Compared to data from a survey done the same time last year, there’s been a 26-per-cent drop in business owners’ positive views regarding Alberta’s long-term future.
The province’s economy and unemployment rates are top issues for 40 per cent of the business owners that replied to the survey sent out last month, an increase from last year when 31 per cent had concerns in those areas.
The president said it’s unsurprising business confidence is decreasing considering what the province faces.
“With the twin challenges of low oil prices and the COVID-19 pandemic, it’s not surprising to see business confidence drop in our province,” Ken Kobly, the organization’s president and CEO said in a news release.
“However, the degree of this drop — more than 25 per cent in a single year — really underscores the fact that our business community needs our continued support as the province reopens. This crisis is far from over.”
The ACC survey was conducted between June 9 and June 30, sent to local chambers and their members. It was completed by 502 chamber members.
About half of the respondents said their perception of the province’s financial situation was very poor, with most attributing it to the oil price decline, the COVID-19 pandemic and issues around oil exports.
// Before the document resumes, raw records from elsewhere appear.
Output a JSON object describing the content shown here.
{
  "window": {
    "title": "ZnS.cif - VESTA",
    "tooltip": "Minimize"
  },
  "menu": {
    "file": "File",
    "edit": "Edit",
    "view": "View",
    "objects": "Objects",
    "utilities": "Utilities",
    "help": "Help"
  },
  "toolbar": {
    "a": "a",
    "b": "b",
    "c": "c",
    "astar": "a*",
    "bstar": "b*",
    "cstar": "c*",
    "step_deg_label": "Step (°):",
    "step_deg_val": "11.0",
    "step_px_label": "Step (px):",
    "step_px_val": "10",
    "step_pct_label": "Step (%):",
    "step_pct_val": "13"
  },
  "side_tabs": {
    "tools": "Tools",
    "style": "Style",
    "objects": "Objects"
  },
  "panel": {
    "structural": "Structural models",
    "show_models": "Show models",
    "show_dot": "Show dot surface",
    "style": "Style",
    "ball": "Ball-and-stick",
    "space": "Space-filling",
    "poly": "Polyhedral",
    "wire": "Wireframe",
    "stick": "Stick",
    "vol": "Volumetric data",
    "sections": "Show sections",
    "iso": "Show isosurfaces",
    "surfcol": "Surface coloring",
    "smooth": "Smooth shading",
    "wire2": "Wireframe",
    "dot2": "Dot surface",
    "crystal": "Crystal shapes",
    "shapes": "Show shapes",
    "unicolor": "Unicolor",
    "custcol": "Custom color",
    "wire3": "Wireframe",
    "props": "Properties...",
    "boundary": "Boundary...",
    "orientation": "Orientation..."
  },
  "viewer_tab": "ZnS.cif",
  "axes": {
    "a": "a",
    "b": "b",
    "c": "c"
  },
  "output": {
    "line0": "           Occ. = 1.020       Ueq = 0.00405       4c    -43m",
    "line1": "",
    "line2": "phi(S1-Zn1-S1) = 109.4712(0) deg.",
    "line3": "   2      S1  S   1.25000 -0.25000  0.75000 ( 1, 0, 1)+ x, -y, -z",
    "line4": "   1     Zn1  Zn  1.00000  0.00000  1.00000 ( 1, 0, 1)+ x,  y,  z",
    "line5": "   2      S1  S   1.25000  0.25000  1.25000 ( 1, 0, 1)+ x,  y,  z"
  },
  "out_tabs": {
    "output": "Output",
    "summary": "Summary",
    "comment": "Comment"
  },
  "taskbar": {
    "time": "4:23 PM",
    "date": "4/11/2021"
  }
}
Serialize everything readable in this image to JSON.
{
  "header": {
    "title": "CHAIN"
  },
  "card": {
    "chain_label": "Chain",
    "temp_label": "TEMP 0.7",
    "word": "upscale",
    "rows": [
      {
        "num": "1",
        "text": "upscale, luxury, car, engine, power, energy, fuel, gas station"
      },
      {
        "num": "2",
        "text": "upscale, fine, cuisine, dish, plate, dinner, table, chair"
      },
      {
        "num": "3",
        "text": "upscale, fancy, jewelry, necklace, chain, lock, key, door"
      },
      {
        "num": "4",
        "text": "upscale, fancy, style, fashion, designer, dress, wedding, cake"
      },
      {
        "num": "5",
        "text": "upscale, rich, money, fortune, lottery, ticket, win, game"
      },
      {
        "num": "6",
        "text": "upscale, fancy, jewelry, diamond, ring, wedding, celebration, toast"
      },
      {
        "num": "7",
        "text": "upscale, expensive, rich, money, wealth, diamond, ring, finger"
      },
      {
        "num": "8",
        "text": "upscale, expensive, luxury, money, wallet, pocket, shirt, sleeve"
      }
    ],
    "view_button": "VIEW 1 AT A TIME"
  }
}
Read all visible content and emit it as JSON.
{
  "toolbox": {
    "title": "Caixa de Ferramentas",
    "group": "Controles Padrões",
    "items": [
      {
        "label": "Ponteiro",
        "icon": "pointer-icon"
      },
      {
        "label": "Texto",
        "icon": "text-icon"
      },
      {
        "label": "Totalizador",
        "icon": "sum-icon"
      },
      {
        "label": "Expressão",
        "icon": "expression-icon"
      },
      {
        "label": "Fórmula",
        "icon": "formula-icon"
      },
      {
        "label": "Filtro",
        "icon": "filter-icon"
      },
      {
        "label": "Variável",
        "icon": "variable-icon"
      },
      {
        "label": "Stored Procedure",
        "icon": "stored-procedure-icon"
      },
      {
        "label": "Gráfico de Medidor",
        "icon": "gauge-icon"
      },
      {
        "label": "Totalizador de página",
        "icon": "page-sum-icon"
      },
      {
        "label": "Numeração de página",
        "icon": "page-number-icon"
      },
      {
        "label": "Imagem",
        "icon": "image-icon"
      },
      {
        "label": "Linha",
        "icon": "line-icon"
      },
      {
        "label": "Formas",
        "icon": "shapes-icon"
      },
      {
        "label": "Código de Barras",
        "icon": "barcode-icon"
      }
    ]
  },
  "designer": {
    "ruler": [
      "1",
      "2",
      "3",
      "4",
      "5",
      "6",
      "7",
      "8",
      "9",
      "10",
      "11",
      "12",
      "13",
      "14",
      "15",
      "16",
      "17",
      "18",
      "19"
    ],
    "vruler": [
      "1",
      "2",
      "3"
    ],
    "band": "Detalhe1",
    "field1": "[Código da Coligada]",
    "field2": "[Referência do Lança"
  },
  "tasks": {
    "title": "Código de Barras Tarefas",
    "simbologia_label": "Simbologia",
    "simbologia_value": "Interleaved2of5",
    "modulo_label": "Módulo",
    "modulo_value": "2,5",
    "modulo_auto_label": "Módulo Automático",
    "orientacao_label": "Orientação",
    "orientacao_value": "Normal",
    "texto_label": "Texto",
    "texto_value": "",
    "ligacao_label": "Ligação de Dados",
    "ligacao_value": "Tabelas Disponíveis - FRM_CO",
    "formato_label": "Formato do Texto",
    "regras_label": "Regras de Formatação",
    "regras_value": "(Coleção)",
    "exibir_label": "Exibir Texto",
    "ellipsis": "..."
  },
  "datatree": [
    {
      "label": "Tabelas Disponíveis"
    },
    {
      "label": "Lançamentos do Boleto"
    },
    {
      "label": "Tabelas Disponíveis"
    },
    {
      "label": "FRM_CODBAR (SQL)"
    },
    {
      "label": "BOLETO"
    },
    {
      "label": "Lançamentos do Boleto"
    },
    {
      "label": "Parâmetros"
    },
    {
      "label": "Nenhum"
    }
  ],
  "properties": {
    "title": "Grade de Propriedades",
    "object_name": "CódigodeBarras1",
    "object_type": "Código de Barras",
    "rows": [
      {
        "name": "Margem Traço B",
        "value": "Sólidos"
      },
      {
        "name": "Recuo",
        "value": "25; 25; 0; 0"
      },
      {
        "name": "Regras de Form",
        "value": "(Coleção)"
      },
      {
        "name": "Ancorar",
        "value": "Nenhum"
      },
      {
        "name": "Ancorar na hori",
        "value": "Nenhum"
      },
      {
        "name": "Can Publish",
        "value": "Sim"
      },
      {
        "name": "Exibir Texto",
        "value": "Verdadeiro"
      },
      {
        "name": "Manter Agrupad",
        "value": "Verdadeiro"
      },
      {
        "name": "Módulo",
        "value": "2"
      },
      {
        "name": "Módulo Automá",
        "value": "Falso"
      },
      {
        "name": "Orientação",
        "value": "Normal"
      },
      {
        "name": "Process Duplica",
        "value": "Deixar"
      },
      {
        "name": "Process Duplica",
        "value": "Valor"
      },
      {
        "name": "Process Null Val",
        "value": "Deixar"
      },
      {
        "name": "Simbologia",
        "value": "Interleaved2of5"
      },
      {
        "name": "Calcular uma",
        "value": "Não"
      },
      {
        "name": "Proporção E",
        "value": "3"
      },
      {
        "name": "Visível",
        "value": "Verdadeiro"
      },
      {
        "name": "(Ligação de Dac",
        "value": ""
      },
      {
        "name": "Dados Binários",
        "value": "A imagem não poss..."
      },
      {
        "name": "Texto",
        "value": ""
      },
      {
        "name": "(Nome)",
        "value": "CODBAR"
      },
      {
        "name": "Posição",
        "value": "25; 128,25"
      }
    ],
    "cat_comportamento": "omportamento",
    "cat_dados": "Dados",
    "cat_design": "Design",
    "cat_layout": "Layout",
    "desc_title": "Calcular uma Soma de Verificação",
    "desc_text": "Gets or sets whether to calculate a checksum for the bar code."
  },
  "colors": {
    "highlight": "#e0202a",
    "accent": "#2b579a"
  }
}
“It’s a very sombre presentation of data,” Wanda Costen, dean and professor at MacEwan University’s School of Business, told Edmonton AM on Friday.
“We just have the sense that there’s not a lot of confidence, people are very worried about the future of the province and its fiscal state and its economy and that means it will not continue to grow. People are not investing.”
Experts and politicians have been saying for months that Alberta is struggling.
Canada’s top central banker predicts a “prolonged and bumpy” course to economic recovery. Premier Jason Kenney concedes the pandemic-triggered recession could be more pronounced in Alberta given the collapse of oil prices. And the Conference Board of Canada forecasts Alberta will see its economy shrink by a historic seven per cent this year.
Costen said it’s no wonder that people’s confidence in the province’s economic well-being has wavered.
“There has to be some significant shift in what’s happening and there’s little confidence that’s happening,” said Costen.
She added that low confidence levels are problematic.
“When businesses are not confident, they are less likely to have a growth strategy or continue to invest in new or meaningful ways in their organizations,” she said.
Costen said the government should work with businesses and chambers across the province to “create small- and medium-sized entrepreneurs” to help boost the economy.
“Any investment government makes related to generating new businesses from entrepreneurs, not large businesses, I think that really is the future for us.”